So our gathering today was at 12pm at Georgiou Square, in the center of Patra. Today our goal was to raise awareness of the people of Patra that they were losing 7000 students, and show them that this isn’t acceptable, even for their own community’s economy. Patra is a student city, and mainly depends on them. So by raising awareness of the population and permanent residents, we may be able to pressure the Minister himself! I mean, we are not the only city having students on the streets protesting! “You, staring at us walking on the street! Come and join our cause and help us stay in Patra!” was one of our cries while our peace demonstration on the streets. We walked for five kilometers, and by the time we finished our demonstration, all professors from FME had joined us! We were back at the square again, shouting for help and awareness of our cause.

Monday, February 4th, 2013
Our meeting today was at 10am, and started from the one end of Patra, all the way to the center, walking once again five kilometers, to reach the mayor this time. Our professors had a meeting today at the TEI figuring out other proposals to negotiate with the Minister. When we started blocking the road to start our demonstration, the police arrived, only to tell us that they support our cause and would like to accompany us of the minimal possibility of anyone getting hurt. Of course no one got hurt, but it was nice that the police did not stop us and showed people in the cars behind us that they supported us. Our cry out of the many today was “We want diplomas of value, not passports to unemployment!”

So we reached the mayor after two hours of walking, and we spoke to him. After speaking with him, he said that he was on our side, and to make it official he would, that very day, declare it in the press and on the local channel. The channels that were there, not only invited the mayor for a live interview during the lunch news, but also students to go and speak on television about their cause and problems.

At 6.30pm, we went to the Responsible of the Western Region of Greece. There, came all representatives of all TEI of Western Greece (Arta, Mesologgi, Nafpaktos, Agrinio, Patra, Amaliada, Aigio, Pirgos, Kefallonia, Zakinthos), since they were facing similar problems as well. In a nutshell, Mesologgi will lose many departments that will move to Agrinio. Arta, Nafpaktos, Amaliada, Aigio, Kefallonia, Zakinthos and Pirgos will seize to exist in September of 2013, and Patra will lose one of it’s three pillars which will move to Mesologgi. After the two hour meeting, the Responsible of Western Greece gave a chance to us students that were attend the meeting in the same room, to speak about our problems to him. Finally, the outcome was that on the 18th of February, another meeting would be scheduled to negotiate on proposals, and to send them to the Minister himself.
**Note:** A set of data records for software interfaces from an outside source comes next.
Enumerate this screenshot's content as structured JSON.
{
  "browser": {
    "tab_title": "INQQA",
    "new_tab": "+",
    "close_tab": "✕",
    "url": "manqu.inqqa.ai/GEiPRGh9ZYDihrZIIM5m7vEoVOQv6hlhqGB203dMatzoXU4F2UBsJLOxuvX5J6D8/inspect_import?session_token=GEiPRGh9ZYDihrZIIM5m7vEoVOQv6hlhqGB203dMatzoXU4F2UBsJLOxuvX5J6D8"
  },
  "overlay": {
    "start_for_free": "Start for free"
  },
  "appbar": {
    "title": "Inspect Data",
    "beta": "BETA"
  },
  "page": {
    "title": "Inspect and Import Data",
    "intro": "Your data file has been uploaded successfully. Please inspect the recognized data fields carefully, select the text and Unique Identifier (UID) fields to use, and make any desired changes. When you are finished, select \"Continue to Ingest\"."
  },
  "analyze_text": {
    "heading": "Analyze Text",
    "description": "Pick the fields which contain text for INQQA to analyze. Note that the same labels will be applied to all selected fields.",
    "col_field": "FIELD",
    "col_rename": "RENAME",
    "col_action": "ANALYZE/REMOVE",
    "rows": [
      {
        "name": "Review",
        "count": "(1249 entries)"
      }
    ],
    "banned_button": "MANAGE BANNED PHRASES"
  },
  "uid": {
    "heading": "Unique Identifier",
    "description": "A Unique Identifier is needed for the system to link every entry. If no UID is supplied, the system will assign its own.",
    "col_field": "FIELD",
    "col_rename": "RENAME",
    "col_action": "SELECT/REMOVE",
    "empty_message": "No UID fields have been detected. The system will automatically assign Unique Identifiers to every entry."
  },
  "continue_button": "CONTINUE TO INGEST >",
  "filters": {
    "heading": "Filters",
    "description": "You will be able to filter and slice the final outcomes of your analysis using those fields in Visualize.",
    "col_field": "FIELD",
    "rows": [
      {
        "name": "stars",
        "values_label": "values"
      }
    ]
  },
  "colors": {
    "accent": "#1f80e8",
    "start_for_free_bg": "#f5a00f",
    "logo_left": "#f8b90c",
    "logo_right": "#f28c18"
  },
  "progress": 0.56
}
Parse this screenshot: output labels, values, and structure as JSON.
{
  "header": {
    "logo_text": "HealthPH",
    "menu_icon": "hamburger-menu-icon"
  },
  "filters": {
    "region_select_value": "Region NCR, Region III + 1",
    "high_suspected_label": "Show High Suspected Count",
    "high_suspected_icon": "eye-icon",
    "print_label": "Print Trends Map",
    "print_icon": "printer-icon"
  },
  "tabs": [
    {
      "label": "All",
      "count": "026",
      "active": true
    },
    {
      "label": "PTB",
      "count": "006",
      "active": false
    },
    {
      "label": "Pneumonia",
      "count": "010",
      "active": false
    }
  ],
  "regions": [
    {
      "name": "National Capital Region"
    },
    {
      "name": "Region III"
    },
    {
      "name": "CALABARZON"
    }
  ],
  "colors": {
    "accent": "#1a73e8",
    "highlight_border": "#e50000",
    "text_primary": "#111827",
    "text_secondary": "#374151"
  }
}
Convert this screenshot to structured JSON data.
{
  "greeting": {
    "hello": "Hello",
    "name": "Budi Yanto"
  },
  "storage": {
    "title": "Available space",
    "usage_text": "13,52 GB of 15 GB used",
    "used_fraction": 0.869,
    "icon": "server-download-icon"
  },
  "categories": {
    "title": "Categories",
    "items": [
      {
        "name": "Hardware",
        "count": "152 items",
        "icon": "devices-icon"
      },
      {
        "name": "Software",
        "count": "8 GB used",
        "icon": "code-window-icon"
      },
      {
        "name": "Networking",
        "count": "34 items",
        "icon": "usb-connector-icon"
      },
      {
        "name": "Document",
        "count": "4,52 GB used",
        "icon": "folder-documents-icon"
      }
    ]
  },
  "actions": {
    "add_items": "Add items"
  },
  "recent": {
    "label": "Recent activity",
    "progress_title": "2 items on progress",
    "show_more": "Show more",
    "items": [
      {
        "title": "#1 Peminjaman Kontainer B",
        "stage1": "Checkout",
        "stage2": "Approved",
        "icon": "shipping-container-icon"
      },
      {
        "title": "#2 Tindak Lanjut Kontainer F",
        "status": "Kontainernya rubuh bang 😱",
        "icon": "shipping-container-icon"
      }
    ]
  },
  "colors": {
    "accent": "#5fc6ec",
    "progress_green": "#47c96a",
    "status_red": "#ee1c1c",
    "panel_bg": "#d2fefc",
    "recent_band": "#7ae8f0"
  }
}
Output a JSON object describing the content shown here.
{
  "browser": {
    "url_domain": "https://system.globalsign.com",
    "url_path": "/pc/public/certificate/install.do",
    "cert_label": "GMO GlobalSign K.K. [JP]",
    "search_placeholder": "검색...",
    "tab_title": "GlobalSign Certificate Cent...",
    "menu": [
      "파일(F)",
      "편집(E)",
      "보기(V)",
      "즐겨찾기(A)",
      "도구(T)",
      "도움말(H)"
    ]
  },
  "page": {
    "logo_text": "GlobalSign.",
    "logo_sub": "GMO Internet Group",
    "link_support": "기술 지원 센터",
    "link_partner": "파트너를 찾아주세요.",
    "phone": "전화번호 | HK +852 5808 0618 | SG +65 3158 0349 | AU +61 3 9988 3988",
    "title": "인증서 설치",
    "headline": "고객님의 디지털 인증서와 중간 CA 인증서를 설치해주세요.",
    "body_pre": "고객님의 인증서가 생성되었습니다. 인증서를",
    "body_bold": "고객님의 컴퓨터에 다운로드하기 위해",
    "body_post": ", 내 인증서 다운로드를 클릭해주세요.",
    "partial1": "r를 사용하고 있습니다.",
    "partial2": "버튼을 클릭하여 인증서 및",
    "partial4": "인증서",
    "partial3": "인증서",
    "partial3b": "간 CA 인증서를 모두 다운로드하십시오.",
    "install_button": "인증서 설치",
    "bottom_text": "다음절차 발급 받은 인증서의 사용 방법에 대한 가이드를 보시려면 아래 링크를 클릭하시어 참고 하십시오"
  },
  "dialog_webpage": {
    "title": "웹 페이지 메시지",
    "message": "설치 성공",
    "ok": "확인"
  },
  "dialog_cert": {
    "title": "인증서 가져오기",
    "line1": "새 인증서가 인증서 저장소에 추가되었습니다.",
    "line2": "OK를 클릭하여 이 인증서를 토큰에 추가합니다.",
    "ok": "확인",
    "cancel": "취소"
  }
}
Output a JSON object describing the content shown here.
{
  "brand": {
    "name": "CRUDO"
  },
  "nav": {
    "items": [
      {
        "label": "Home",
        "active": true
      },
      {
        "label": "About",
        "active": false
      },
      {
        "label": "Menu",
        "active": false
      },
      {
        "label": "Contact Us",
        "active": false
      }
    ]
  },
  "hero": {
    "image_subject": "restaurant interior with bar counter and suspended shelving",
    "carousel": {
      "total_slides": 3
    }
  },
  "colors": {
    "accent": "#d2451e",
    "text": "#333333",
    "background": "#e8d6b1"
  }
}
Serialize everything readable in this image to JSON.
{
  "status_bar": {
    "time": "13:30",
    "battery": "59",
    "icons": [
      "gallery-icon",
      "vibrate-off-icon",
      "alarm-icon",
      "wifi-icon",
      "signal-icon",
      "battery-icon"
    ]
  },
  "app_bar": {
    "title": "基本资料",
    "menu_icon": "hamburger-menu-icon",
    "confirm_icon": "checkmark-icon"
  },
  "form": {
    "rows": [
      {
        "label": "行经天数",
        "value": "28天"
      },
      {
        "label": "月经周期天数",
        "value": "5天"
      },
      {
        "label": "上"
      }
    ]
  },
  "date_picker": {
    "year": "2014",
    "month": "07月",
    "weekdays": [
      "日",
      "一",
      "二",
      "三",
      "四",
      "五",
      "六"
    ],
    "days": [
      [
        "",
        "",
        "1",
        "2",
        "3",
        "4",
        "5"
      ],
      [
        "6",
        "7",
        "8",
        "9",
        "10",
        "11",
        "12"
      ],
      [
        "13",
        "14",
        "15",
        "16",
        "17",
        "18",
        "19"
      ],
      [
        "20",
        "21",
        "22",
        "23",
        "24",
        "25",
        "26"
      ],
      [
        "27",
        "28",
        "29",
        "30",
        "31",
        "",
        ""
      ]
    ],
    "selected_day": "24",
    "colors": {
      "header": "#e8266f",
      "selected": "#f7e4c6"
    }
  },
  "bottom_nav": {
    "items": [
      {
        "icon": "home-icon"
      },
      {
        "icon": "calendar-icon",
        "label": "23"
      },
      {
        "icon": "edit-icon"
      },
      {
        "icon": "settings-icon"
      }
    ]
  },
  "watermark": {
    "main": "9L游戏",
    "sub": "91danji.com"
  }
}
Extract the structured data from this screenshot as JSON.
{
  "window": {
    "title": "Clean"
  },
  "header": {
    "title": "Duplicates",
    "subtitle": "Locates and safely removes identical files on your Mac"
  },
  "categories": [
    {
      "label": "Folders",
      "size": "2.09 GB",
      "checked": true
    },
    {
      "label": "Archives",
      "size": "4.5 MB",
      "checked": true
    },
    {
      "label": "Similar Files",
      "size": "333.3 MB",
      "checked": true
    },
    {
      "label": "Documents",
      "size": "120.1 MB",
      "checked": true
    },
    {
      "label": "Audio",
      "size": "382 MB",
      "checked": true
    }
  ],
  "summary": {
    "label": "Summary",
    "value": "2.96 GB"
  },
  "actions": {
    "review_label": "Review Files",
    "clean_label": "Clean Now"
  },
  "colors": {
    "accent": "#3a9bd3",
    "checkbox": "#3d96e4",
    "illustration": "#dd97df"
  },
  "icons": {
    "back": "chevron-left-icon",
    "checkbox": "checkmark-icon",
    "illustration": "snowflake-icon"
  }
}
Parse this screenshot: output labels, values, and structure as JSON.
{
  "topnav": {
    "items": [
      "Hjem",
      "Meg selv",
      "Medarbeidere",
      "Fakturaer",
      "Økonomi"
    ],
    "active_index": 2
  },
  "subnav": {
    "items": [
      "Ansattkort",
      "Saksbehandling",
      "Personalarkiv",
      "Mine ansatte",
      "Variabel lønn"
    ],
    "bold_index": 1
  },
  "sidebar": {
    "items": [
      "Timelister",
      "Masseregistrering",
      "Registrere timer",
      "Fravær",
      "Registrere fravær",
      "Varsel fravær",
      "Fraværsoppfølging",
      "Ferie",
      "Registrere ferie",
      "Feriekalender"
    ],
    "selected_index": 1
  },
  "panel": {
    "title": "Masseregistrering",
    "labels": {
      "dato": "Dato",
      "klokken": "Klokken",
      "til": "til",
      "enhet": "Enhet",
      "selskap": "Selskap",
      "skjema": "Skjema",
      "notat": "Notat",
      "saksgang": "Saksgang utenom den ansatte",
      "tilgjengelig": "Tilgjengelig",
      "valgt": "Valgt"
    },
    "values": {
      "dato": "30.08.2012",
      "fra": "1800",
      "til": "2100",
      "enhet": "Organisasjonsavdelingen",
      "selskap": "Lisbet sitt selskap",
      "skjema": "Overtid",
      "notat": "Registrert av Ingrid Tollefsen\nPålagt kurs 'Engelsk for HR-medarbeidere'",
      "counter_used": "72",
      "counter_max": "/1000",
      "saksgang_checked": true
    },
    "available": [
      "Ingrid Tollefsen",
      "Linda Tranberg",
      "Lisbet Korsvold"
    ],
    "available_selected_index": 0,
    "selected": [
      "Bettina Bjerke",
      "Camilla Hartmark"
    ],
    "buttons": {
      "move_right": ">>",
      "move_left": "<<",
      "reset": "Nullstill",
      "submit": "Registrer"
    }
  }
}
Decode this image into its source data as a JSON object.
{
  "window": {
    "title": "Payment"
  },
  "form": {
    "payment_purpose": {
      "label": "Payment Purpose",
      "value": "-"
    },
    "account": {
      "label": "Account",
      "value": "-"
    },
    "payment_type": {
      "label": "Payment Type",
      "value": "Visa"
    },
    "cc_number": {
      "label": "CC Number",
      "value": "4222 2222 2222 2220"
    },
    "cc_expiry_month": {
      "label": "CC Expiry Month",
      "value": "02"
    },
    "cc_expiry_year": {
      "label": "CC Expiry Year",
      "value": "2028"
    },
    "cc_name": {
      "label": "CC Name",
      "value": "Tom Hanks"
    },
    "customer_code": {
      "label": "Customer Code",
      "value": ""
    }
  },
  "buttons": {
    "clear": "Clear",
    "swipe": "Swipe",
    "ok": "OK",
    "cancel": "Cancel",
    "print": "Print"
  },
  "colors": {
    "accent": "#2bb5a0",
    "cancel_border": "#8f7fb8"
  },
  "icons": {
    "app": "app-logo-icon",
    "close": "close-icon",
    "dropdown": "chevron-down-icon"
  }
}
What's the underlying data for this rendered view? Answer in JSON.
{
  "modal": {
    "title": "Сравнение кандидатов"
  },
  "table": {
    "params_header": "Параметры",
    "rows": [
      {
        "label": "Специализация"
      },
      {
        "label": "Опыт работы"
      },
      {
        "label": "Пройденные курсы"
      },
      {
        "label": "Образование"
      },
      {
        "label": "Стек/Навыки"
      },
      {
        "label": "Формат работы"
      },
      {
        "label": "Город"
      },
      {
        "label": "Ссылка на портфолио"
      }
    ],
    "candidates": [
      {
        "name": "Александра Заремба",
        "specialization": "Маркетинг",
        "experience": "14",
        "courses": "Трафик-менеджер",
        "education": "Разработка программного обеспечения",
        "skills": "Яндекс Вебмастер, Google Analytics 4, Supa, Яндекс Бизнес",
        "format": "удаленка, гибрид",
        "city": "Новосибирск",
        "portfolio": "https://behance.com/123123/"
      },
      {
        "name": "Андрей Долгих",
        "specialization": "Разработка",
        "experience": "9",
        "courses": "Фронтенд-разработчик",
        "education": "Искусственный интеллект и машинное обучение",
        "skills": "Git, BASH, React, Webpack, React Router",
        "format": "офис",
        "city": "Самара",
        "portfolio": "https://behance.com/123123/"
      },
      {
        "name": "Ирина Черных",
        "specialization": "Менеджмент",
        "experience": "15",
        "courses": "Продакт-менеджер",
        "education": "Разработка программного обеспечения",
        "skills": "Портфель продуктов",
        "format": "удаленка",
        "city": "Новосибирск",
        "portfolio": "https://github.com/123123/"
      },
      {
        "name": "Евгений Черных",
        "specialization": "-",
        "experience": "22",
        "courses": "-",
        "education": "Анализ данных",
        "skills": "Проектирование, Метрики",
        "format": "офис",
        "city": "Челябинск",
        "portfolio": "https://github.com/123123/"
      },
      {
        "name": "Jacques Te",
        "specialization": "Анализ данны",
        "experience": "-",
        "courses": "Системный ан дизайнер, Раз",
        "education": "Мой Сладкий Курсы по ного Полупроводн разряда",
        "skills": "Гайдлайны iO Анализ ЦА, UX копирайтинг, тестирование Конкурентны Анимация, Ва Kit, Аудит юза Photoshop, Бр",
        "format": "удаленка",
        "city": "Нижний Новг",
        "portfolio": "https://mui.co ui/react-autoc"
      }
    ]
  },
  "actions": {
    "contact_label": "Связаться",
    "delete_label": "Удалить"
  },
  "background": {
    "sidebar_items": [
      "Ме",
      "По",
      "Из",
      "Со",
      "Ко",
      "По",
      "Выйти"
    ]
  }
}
To be continued? Surely yes, but hoping the Minister of Greece takes back his future educational plan, and all of us would be able to say that this was only just a dream, but I may be dreaming myself for a day like this to come! I won’t leave Patra on their terms, especially for something like this, and for someone to downgrade my diploma!

Written by John Eikosidekas, AEGEE-Patra